Arguably the most well known par-3 in the world, this hole really does test the nerve of the very best players. Despite only being 137 yards, the island green looks tiny from the tee and there are just two outcomes: you either safely find the putting surface, or you’ll ball ends up in the water – it’s as simple as that!
The well-positioned trees create an unpredictably hazardous, swirling wind and can often cause chaos when selecting a club on this hole. Over 100,000 balls a year are hit into the water at the 17th, which is a testament to the pure challenge this hole possesses.
Hole 14: 9th at Hong Kong Golf Club
Distance: 493 yards
During the USB Hong Kong Open there were just 19 birdies on this hole all week, whereas there were a staggering 186 bogies or worse. The hole is a dogleg left, with trees encroaching either side of the fairway to make for a very narrow landing area.
To add, the fairway is also almost 500 yards long, meaning you have to mix accuracy with distance in order to score well. To prove how difficult it is, Ryder Cup teammates Justin Rose, Graeme McDowell and Ian Poulter were seven over par on this hole during the 2015 USB Hong Kong Open.
Hole 15: 1st at Oakmont
Distance: 482 yards
If you haven’t warmed up properly at Oakmont then you will find out straight away off the first tee. The fairway is just 24 yards wide and any shot that is not accurate will find itself in one of the fairway bunkers. At least we’ve been nice and put this hole in the middle of your round, so there’s no excuse for missing the fairway right?
If you do find the fairway, you leave an uphill approach shot to a blind green that slopes from front to back, which in turn makes putting difficult if you do find the putting surface.
Hole 16: 18th at Le Golf National
Distance: 470 yards

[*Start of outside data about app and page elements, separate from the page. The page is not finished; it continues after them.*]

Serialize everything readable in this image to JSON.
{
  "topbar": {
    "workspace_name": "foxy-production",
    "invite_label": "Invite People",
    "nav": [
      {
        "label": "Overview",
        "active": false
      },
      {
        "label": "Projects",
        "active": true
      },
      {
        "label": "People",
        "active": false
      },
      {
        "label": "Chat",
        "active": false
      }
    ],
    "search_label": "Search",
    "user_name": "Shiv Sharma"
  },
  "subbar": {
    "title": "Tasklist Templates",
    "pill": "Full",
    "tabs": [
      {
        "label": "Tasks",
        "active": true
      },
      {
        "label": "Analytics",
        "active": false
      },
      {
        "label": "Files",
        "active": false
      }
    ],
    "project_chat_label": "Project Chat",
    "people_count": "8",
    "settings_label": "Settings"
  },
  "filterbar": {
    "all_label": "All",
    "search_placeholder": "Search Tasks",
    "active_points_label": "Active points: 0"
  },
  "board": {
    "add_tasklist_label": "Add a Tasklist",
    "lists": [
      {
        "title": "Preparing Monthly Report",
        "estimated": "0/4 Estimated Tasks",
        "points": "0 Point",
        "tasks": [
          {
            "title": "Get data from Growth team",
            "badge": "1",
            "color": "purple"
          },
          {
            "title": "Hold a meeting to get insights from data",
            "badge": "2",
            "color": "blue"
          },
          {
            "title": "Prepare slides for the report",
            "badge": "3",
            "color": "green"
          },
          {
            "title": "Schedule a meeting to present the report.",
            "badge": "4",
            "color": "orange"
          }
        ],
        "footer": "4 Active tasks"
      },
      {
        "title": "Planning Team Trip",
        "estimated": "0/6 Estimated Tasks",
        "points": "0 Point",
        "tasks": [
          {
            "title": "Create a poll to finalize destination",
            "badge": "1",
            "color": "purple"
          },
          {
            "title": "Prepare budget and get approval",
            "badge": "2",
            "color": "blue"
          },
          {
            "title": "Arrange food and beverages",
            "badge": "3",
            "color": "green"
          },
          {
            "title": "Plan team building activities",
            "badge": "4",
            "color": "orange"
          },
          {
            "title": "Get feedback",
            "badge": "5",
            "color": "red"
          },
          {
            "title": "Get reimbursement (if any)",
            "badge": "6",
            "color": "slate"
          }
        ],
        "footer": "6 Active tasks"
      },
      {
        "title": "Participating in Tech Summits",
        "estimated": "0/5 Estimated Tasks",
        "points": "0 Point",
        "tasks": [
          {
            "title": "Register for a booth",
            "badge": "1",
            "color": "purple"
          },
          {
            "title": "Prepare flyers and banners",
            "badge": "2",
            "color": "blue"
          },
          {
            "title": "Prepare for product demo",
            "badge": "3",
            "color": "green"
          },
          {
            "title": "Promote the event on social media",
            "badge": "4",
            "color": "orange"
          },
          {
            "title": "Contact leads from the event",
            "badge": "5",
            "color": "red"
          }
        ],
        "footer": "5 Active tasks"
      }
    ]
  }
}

This course hosted the 2018 Ryder Cup, where it demonstrated its difficulty to a global audience. Because there is water almost everywhere you look, this hole really tests the golfers nerve on every single shot. In fact, Graeme McDowell described this hole as: “One of the toughest par 4’s on the European Tour.”

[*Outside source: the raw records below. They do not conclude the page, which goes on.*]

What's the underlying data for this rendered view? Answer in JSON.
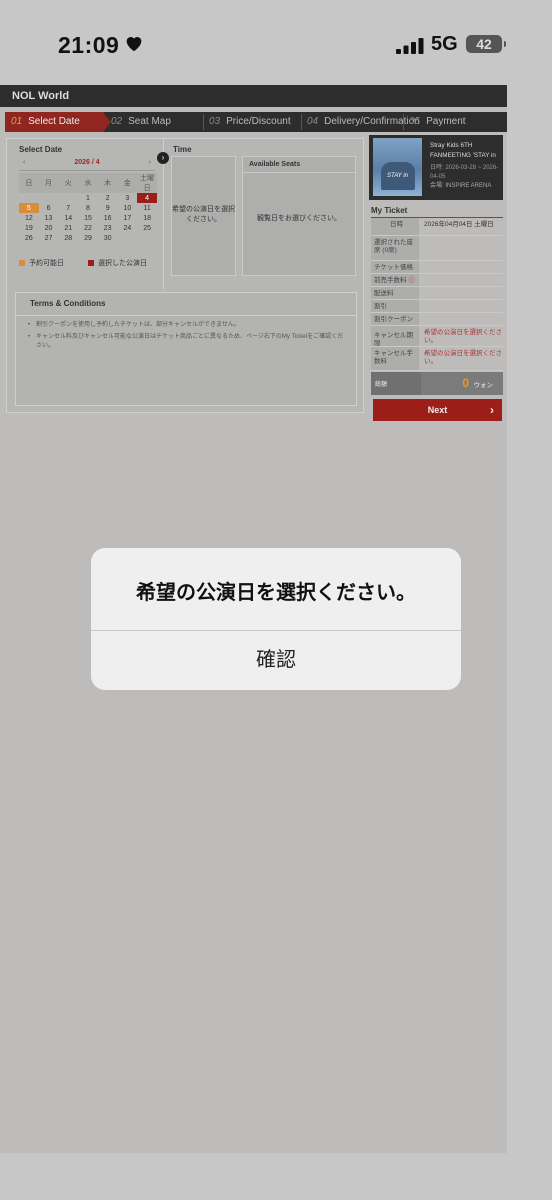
{
  "status_bar": {
    "time": "21:09",
    "network": "5G",
    "battery": "42"
  },
  "brand": "NOL World",
  "steps": [
    {
      "num": "01",
      "label": "Select Date"
    },
    {
      "num": "02",
      "label": "Seat Map"
    },
    {
      "num": "03",
      "label": "Price/Discount"
    },
    {
      "num": "04",
      "label": "Delivery/Confirmation"
    },
    {
      "num": "05",
      "label": "Payment"
    }
  ],
  "select_date": {
    "title": "Select Date",
    "month": "2026 / 4",
    "prev": "‹",
    "next": "›",
    "weekdays": [
      "日",
      "月",
      "火",
      "水",
      "木",
      "金",
      "土曜日"
    ],
    "weeks": [
      [
        "",
        "",
        "",
        "1",
        "2",
        "3",
        "4"
      ],
      [
        "5",
        "6",
        "7",
        "8",
        "9",
        "10",
        "11"
      ],
      [
        "12",
        "13",
        "14",
        "15",
        "16",
        "17",
        "18"
      ],
      [
        "19",
        "20",
        "21",
        "22",
        "23",
        "24",
        "25"
      ],
      [
        "26",
        "27",
        "28",
        "29",
        "30",
        "",
        ""
      ]
    ],
    "available_day": "5",
    "selected_day": "4",
    "legend_available": "予約可能日",
    "legend_selected": "選択した公演日"
  },
  "time": {
    "title": "Time",
    "message": "希望の公演日を選択ください。"
  },
  "available_seats": {
    "title": "Available Seats",
    "message": "観覧日をお選びください。"
  },
  "terms": {
    "title": "Terms & Conditions",
    "items": [
      "割引クーポンを使用し予約したチケットは、部分キャンセルができません。",
      "キャンセル料及びキャンセル可能な公演日はチケット商品ごとに異なるため、ページ右下のMy Ticketをご確認ください。"
    ]
  },
  "event": {
    "title": "Stray Kids 6TH FANMEETING 'STAY in",
    "dates": "日時: 2026-03-28 ~ 2026-04-05",
    "venue": "会場: INSPIRE ARENA",
    "poster_text": "STAY in"
  },
  "my_ticket": {
    "title": "My Ticket",
    "rows": [
      {
        "label": "日時",
        "value": "2026年04月04日 土曜日"
      },
      {
        "label": "選択された座席 (0席)",
        "value": ""
      },
      {
        "label": "チケット価格",
        "value": ""
      },
      {
        "label": "前売手数料",
        "value": ""
      },
      {
        "label": "配送料",
        "value": ""
      },
      {
        "label": "割引",
        "value": ""
      },
      {
        "label": "割引クーポン",
        "value": ""
      },
      {
        "label": "キャンセル期限",
        "value": "希望の公演日を選択ください。"
      },
      {
        "label": "キャンセル手数料",
        "value": "希望の公演日を選択ください。"
      }
    ],
    "total_label": "総額",
    "total_value": "0",
    "total_unit": "ウォン",
    "next_label": "Next"
  },
  "dialog": {
    "message": "希望の公演日を選択ください。",
    "ok_label": "確認"
  }
}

A long drive is required to leave a short iron to the green, however anything too far left or long will end up wet, with anything too far right finding thick rough. Your approach is then played over water towards the thousands of awaiting fans in the grandstands and slopes that create quite the nerve-wracking amphitheater.
Hole 17: 2nd at Golf du Palais

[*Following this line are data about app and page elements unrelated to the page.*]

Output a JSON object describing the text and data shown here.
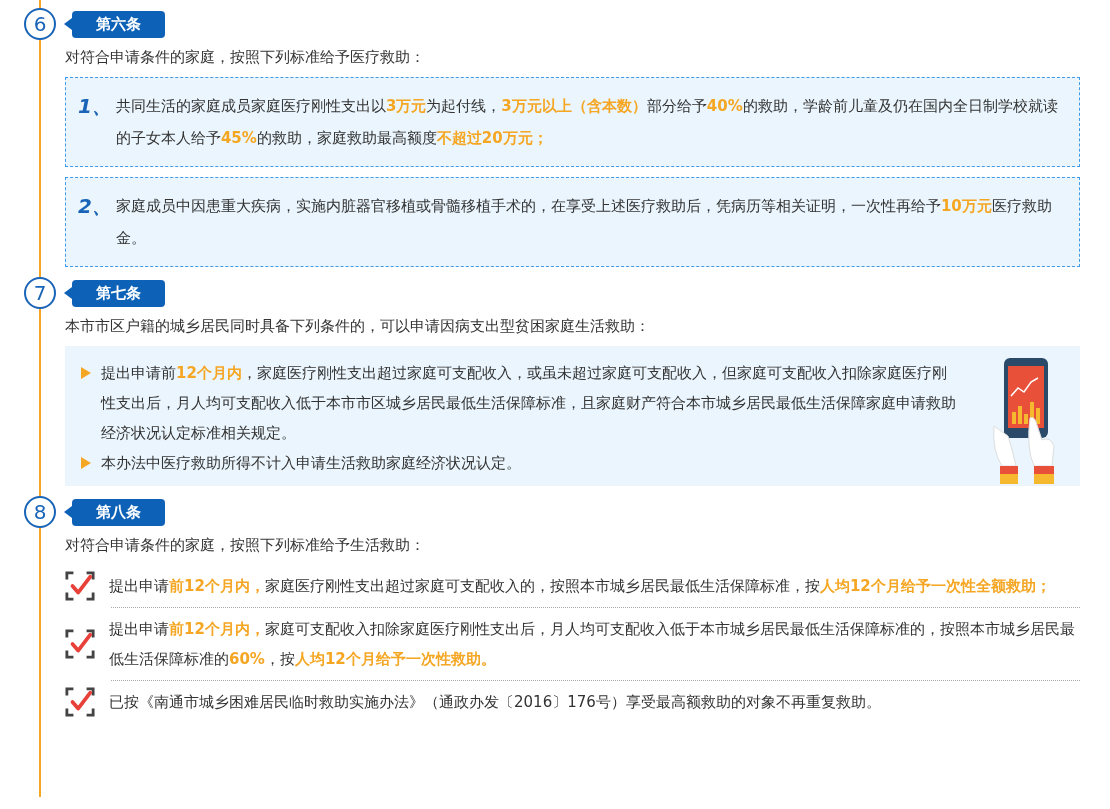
{
  "articles": [
    {
      "number": "6",
      "title": "第六条",
      "intro": "对符合申请条件的家庭，按照下列标准给予医疗救助：",
      "kind": "numbered",
      "items": [
        {
          "marker": "1、",
          "text": "共同生活的家庭成员家庭医疗刚性支出以**3万元**为起付线，**3万元以上（含本数）**部分给予**40%**的救助，学龄前儿童及仍在国内全日制学校就读的子女本人给予**45%**的救助，家庭救助最高额度**不超过20万元；**"
        },
        {
          "marker": "2、",
          "text": "家庭成员中因患重大疾病，实施内脏器官移植或骨髓移植手术的，在享受上述医疗救助后，凭病历等相关证明，一次性再给予**10万元**医疗救助金。"
        }
      ]
    },
    {
      "number": "7",
      "title": "第七条",
      "intro": "本市市区户籍的城乡居民同时具备下列条件的，可以申请因病支出型贫困家庭生活救助：",
      "kind": "bullets",
      "items": [
        {
          "text": "提出申请前**12个月内**，家庭医疗刚性支出超过家庭可支配收入，或虽未超过家庭可支配收入，但家庭可支配收入扣除家庭医疗刚性支出后，月人均可支配收入低于本市市区城乡居民最低生活保障标准，且家庭财产符合本市城乡居民最低生活保障家庭申请救助经济状况认定标准相关规定。"
        },
        {
          "text": "本办法中医疗救助所得不计入申请生活救助家庭经济状况认定。"
        }
      ]
    },
    {
      "number": "8",
      "title": "第八条",
      "intro": "对符合申请条件的家庭，按照下列标准给予生活救助：",
      "kind": "checks",
      "items": [
        {
          "text": "提出申请**前12个月内，**家庭医疗刚性支出超过家庭可支配收入的，按照本市城乡居民最低生活保障标准，按**人均12个月给予一次性全额救助；**"
        },
        {
          "text": "提出申请**前12个月内，**家庭可支配收入扣除家庭医疗刚性支出后，月人均可支配收入低于本市城乡居民最低生活保障标准的，按照本市城乡居民最低生活保障标准的**60%**，按**人均12个月给予一次性救助。**"
        },
        {
          "text": "已按《南通市城乡困难居民临时救助实施办法》（通政办发〔2016〕176号）享受最高额救助的对象不再重复救助。"
        }
      ]
    }
  ]
}
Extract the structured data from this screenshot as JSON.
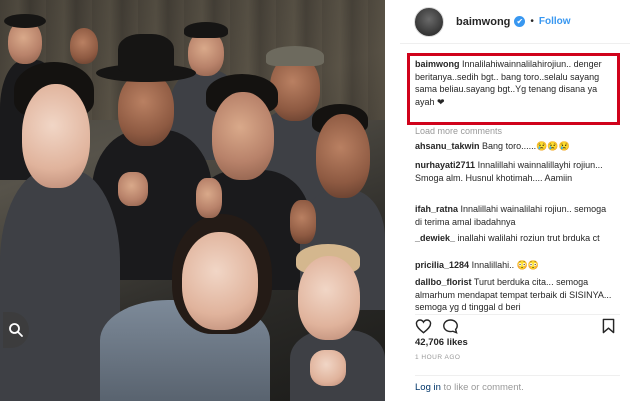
{
  "post": {
    "username": "baimwong",
    "verified_glyph": "✔",
    "dot": "•",
    "follow_label": "Follow",
    "caption_user": "baimwong",
    "caption_text": "Innalilahiwainnalilahirojiun.. denger beritanya..sedih bgt.. bang toro..selalu sayang sama beliau.sayang bgt..Yg tenang disana ya ayah ❤",
    "load_more": "Load more comments",
    "comments": [
      {
        "user": "ahsanu_takwin",
        "text": "Bang toro......😢😢😢"
      },
      {
        "user": "nurhayati2711",
        "text": "Innalillahi wainnalillayhi rojiun... Smoga alm. Husnul khotimah.... Aamiin"
      },
      {
        "user": "ifah_ratna",
        "text": "Innalillahi wainalilahi rojiun.. semoga di terima amal ibadahnya"
      },
      {
        "user": "_dewiek_",
        "text": "inallahi walilahi roziun trut brduka ct"
      },
      {
        "user": "pricilia_1284",
        "text": "Innalillahi.. 😳😳"
      },
      {
        "user": "dallbo_florist",
        "text": "Turut berduka cita... semoga almarhum mendapat tempat terbaik di SISINYA... semoga yg d tinggal d beri"
      }
    ],
    "likes": "42,706 likes",
    "time": "1 HOUR AGO",
    "login_link": "Log in",
    "login_rest": " to like or comment."
  },
  "icons": {
    "zoom": "search-icon",
    "like": "heart-icon",
    "comment": "comment-icon",
    "save": "bookmark-icon",
    "verified": "verified-badge-icon"
  },
  "colors": {
    "highlight_border": "#d0021b",
    "link_blue": "#3897f0",
    "muted": "#999999"
  }
}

Distance: 208 yards
The 16th hole on this course sees the first of back-to-back par 3’s, however they couldn’t be more contrasting. This hole requires exceptional precision off the tee, which is often hard to do with a long iron in hand, as steep run-offs and several bunkers surround the raised green.
During the 2015 Trophee Hassan II, the hole played an average 3.40 so if you do manage to make par here you should be extremely happy. Even when it isn’t windy, this hole is brutal.
Hole 18: 18th at Bay Hill
Distance: 458 yards
The 18th at Bay Hill is know as the “Devil’s Bathtub” because of the water that awaits in front of the green and around the right hand side. Year after year at the Arnold Palmer Invitational Presented By MasterCard, this hole sees immense drama unfold as the professionals take on one of the toughest approaches on the tour.
The best drive is down the left hand side of the fairway to set up the best opportunity of hitting this tiny green. There is just 12 yards of green available as the putting surface wraps around the back of the pond. With the pin sitting front right near the water on a Sunday, it takes a brave golfer to go for the flag. A lot of golfers bail out into the bunker behind the green, however, this only leaves a slick down hill shot that can be difficult to hold on the green. If you make par you should run straight to the bar to celebrate.
If you’ve made it this far into the round, give yourself a pat on the back. No one is going to judge you at all if your score is triple figures. No doubt your legs will need a rest as this course would see you take on a whopping 7,450 yards of golf and that’s even with four par 3’s and no par 5’s. If you’re brave enough to take this on, your home course will most likely feel like a walk in the park afterwards.